Even with the multitude of offers Kumlin received, he chose Miami. The amount of playing time he would be receiving here played a huge role in his decision to play for the RedHawks. Kumlin played 32 games for Miami this season, a mark matched by only one other first-year on the team.
“I talked to the coaches, Coach Bergeron and Coach Schutte, and they both wanted me to play a lot as a freshman.” Kumlin said. “It's not that common as a freshman in the NCHC to play those types of minutes … It was too good of an offer to turn down.”
Furthermore, Kumlin loved the campus and knew that if his Swedish teammates liked it, he probably would too.
“I knew two Swedish guys on the team, Hampus [Rydqvist] and Ludvig [Persson], and they said they love this place.” Kumlin said. “We come from the same culture, so if they like it, I'm probably gonna like it too.”
He spoke highly of the Goggin Ice Center facilities, which contributed to his decision to play for the RedHawks.
“[The arena is the] perfect amount [size] for a college school.” Kumlin said. “The locker room and lounge area are top 10 in the country.”
Kumlin said that the team plays in lots of big arenas around the NCHC that are mostly empty, even though lots of fans are there. Because Goggin is smaller, the arena feels more packed and creates a fun environment to play in.
The Swedish blue-liner aspires to eventually play pro, but for now he’s taking things year by year.

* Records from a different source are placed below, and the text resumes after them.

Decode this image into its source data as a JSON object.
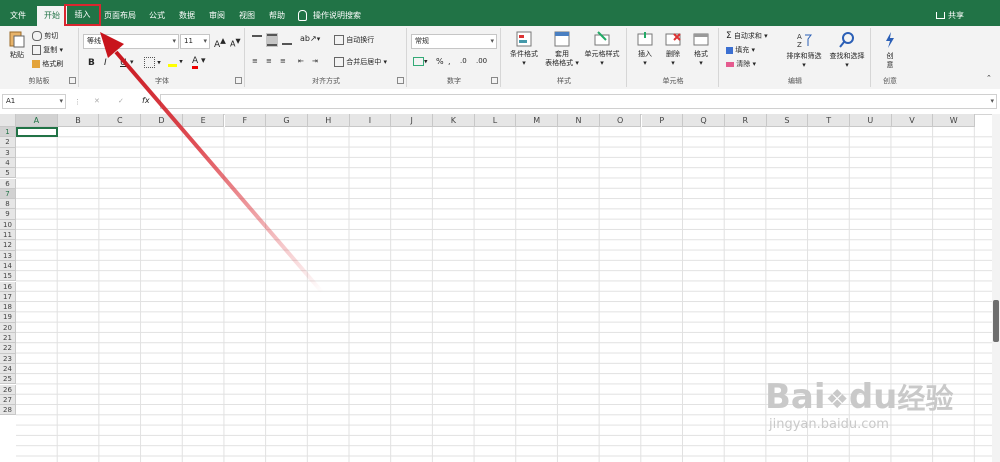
{
  "tabs": [
    "文件",
    "开始",
    "插入",
    "页面布局",
    "公式",
    "数据",
    "审阅",
    "视图",
    "帮助"
  ],
  "tell_me": "操作说明搜索",
  "share": "共享",
  "clipboard": {
    "paste": "粘贴",
    "cut": "剪切",
    "copy": "复制",
    "format_painter": "格式刷",
    "label": "剪贴板"
  },
  "font": {
    "name": "等线",
    "size": "11",
    "bold": "B",
    "italic": "I",
    "underline": "U",
    "grow": "A",
    "shrink": "A",
    "label": "字体"
  },
  "alignment": {
    "wrap": "自动换行",
    "merge": "合并后居中",
    "label": "对齐方式"
  },
  "number": {
    "format": "常规",
    "percent": "%",
    "comma": ",",
    "label": "数字"
  },
  "styles": {
    "conditional": "条件格式",
    "table_line1": "套用",
    "table_line2": "表格格式",
    "cell_styles": "单元格样式",
    "label": "样式"
  },
  "cells": {
    "insert": "插入",
    "delete": "删除",
    "format": "格式",
    "label": "单元格"
  },
  "editing": {
    "autosum": "自动求和",
    "fill": "填充",
    "clear": "清除",
    "sort": "排序和筛选",
    "find": "查找和选择",
    "label": "编辑"
  },
  "ideas": {
    "line1": "创",
    "line2": "意",
    "label": "创意"
  },
  "formula_bar": {
    "name_box": "A1",
    "fx": "fx",
    "cancel": "✕",
    "enter": "✓"
  },
  "columns": [
    "A",
    "B",
    "C",
    "D",
    "E",
    "F",
    "G",
    "H",
    "I",
    "J",
    "K",
    "L",
    "M",
    "N",
    "O",
    "P",
    "Q",
    "R",
    "S",
    "T",
    "U",
    "V",
    "W"
  ],
  "rows": [
    "1",
    "2",
    "3",
    "4",
    "5",
    "6",
    "7",
    "8",
    "9",
    "10",
    "11",
    "12",
    "13",
    "14",
    "15",
    "16",
    "17",
    "18",
    "19",
    "20",
    "21",
    "22",
    "23",
    "24",
    "25",
    "26",
    "27",
    "28"
  ],
  "watermark": {
    "logo_text": "Bai",
    "logo_text2": "du",
    "brand": "经验",
    "url": "jingyan.baidu.com"
  },
  "colors": {
    "accent": "#217346",
    "highlight": "#d9262f"
  }
}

“I’m just trying to play as best as I can every game and not look too far ahead,” Kumlin said.
Kumlin put up three goals and eight assists in his first season with the RedHawks.